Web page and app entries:
>>>

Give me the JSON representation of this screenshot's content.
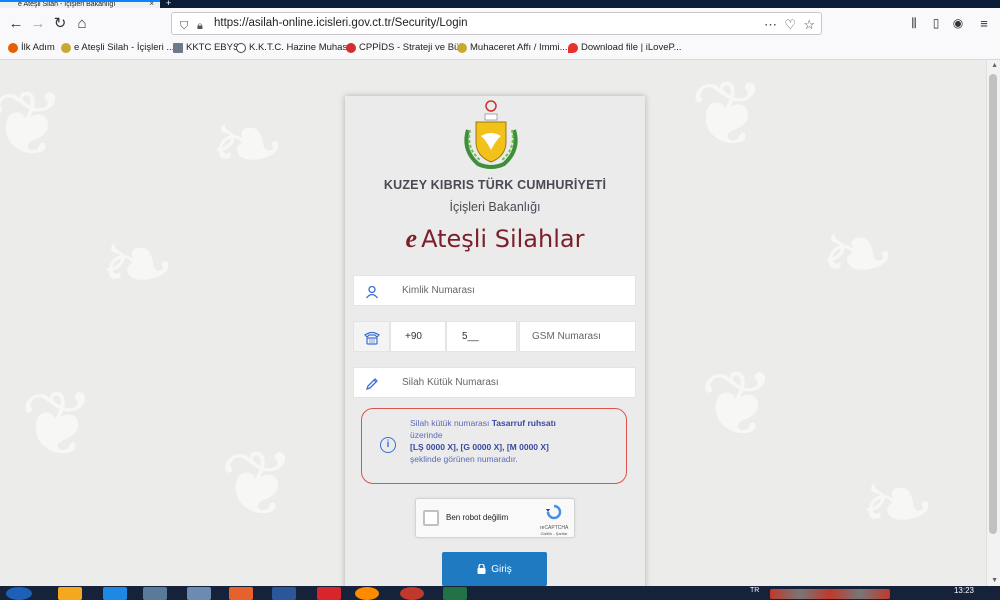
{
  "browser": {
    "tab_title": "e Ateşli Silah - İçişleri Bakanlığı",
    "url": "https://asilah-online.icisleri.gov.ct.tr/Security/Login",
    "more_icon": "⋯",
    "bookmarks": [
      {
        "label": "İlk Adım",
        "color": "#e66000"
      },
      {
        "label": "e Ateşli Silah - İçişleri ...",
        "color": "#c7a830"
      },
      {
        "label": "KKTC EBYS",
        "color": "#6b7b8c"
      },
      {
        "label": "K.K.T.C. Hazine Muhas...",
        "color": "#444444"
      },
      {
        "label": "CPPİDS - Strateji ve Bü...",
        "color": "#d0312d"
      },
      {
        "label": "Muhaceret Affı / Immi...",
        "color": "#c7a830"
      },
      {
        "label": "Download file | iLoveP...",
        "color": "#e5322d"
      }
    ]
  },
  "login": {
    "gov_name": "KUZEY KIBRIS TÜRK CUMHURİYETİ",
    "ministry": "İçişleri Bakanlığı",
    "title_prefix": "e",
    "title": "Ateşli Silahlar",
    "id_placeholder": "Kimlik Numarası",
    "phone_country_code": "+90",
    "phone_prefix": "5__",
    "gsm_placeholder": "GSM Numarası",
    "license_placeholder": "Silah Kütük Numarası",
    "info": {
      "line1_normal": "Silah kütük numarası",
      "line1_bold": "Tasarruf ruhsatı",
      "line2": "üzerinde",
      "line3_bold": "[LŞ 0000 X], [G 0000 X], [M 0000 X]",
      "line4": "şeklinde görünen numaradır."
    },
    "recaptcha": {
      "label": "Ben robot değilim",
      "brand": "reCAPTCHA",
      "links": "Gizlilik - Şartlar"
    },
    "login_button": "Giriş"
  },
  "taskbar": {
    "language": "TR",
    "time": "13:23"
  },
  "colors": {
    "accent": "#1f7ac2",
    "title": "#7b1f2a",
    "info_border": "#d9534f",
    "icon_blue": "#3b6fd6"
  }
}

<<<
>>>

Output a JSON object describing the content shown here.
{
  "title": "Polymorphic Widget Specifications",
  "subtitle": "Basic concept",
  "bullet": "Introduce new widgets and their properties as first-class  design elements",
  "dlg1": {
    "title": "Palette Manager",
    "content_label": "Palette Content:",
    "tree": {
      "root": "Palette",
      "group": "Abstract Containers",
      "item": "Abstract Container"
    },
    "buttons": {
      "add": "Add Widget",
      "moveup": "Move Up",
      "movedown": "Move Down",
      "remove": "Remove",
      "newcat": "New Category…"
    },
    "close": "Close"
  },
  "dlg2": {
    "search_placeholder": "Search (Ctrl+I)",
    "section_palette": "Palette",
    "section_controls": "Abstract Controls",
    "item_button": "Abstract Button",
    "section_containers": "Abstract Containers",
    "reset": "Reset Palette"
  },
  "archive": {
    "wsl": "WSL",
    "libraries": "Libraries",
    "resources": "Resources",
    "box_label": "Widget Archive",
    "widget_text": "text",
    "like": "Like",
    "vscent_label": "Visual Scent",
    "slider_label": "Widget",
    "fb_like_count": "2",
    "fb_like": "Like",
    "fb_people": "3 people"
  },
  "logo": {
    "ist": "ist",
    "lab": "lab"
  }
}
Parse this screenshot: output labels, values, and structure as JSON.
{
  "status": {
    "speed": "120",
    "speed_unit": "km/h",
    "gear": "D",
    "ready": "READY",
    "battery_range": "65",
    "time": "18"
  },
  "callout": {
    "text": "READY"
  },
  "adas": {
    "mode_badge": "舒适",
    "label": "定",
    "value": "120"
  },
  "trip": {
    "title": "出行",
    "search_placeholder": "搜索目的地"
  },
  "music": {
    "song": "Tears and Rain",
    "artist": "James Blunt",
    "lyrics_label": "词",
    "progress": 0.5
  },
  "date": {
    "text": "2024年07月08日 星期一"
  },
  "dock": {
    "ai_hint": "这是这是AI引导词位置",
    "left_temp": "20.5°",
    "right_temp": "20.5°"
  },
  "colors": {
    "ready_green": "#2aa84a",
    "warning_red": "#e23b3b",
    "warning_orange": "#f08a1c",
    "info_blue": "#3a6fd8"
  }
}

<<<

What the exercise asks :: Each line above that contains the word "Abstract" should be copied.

Task response ::
      "group": "Abstract Containers",
      "item": "Abstract Container"
    "section_controls": "Abstract Controls",
    "item_button": "Abstract Button",
    "section_containers": "Abstract Containers",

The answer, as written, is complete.